Customer: Leicestershire uk
JA: What steps have been taken so far?
Customer: We have written to the debtors asking them to contact us about the arrears on their account. We recently took over the company as previous mgmt company were sacked.
JA: Anything else you want the Lawyer to know before I connect you?
Customer: No

Hi thank you for your message, this is leaseholders I take it?

Customer: replied 1 year ago.
Well we manage shared spaces ie courtyards we have a mixture of leaseholders and free holders but all have a lease in place for the shared spaces. So I own my property but lease my parking space.
Customer: replied 1 year ago.
Others own property that is leasehold & also lease their parking.

Thank you, ***** ***** terms of the defaulters are they freeholders or leaseholders of their property?

Customer: replied 1 year ago.
We have a mixture but mainly freeholders.

I see, well in terms of the lease the first step is of course to write to them regarding the debt as the management company. The next step is to write to them via a solicitor ideally to add weight to the point and say that they owe this money and you will take legal action within 14 days if they do not pay the money owed.

You will need to register at http://www.moneyclaim.gov.uk so that you are ready to issue the claim in the event they dispute the claim and do not pay you. The website is very user-friendly and you would not need a lawyer to use the money claim site. Claims with a value of under £10,000 are classed as a "small claim", so legal costs are not recoverable and the matter may be dealt with on paper by a Judge, not at a hearing. A hearing may be necessary if the court thinks that oral evidence is required to dispose of the case.

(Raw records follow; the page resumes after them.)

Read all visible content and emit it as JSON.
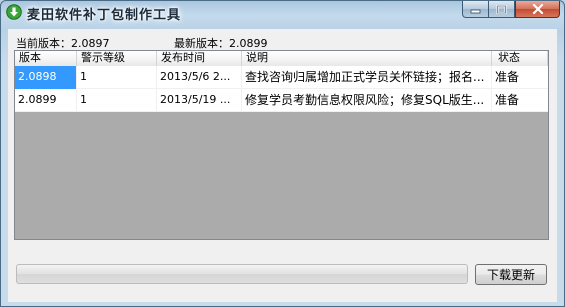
{
  "window": {
    "title": "麦田软件补丁包制作工具",
    "icon": "download-arrow-icon"
  },
  "versions": {
    "current_label": "当前版本：2.0897",
    "latest_label": "最新版本：2.0899"
  },
  "table": {
    "columns": [
      "版本",
      "警示等级",
      "发布时间",
      "说明",
      "状态"
    ],
    "rows": [
      [
        "2.0898",
        "1",
        "2013/5/6 2...",
        "查找咨询归属增加正式学员关怀链接；报名...",
        "准备"
      ],
      [
        "2.0899",
        "1",
        "2013/5/19 ...",
        "修复学员考勤信息权限风险；修复SQL版生...",
        "准备"
      ]
    ]
  },
  "progress": {
    "value": 0
  },
  "download_button": "下载更新"
}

Claims between £10,000 and £25,000 are subject to fixed costs only so if you lose then the risk is minimal. Further, the money claim website allows you to sue for an amount up to £100,000.

You would claim the sum for the loss, the court issue fee (details of fees are here at page 5: http://www.gov.uk/make-court-claim-for-money/court-fees) and court interest which is 8% calculated on a daily rate from the date of loss to date of court judgment. The site allows you to calculate the interest and add it to the claim.

If you are on a low income or have low savings (or in receipt of benefits), you can ask the court for a fee remission so you do not have to pay the court issue fee.

If you win then once you have CCJ from the court the defendant has 14 days to pay in full. If they do not then it gets registered with the credit agencies after 30 days. You can also enforce the CCJ with the county court bailiffs or transfer the debt to the High Court for a small additional fee assuming the total amount owed is at least £600 and you can use the high court enforcement officers who have greater powers than county court bailiffs. The transfer fee is added on to the debt and payable by the defendant.

There are also other potential enforcement techniques but the main thing is to get the court order for the debt. It is to be hoped that the debtors would not let it get that far.

The money claim link is in fact: https://www.gov.uk/make-money-claim

Customer: replied 1 year ago.
Thankyou does the reason for them not paying have any weighting. So they will claim they should not have to pay for services not provided by the previous management company. We took over after the previous directors were sacked because services were not provided (backed up by the developer). Most debts are for pre the new company.
Customer: replied 1 year ago.
We sympathise but most tenants paid up so we could take over.

Well the reason for not paying is a factor but only to the extent of the court wanting to know if they had an obligation to pay and did not do so. I hope this helps, if you can please accept my answer and rate me 5 stars (in the top right of your screen) then Just Answer will credit me for helping you today.

Jeremy Aldermartin and other Law Specialists are ready to help you

Thank you for the rating much appreciated.